Which of the lines below contain the string "method"? Pull each one out of the data.
Data for the task below:
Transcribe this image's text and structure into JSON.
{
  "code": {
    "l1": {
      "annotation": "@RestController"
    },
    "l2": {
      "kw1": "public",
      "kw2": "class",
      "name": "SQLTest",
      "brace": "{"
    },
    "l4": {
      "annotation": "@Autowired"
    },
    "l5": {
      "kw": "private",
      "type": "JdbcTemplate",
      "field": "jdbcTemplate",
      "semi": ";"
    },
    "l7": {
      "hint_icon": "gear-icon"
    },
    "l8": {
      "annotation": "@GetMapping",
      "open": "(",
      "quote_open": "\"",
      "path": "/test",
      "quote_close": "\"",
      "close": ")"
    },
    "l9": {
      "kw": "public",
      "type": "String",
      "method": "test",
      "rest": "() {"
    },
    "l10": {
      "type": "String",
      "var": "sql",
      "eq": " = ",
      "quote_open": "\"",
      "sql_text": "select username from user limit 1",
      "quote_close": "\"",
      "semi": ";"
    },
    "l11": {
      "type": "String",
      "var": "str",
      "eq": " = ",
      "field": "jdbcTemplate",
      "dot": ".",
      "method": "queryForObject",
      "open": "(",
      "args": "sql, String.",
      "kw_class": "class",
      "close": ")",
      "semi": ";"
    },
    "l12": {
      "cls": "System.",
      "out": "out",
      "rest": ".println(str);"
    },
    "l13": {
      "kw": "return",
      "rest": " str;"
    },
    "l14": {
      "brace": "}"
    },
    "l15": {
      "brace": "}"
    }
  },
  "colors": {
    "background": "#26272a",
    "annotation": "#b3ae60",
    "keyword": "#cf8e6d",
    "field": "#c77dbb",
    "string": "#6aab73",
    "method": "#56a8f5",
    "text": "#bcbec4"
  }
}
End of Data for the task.
- **Solution**
      "method": "test",
      "method": "queryForObject",
    "method": "#56a8f5",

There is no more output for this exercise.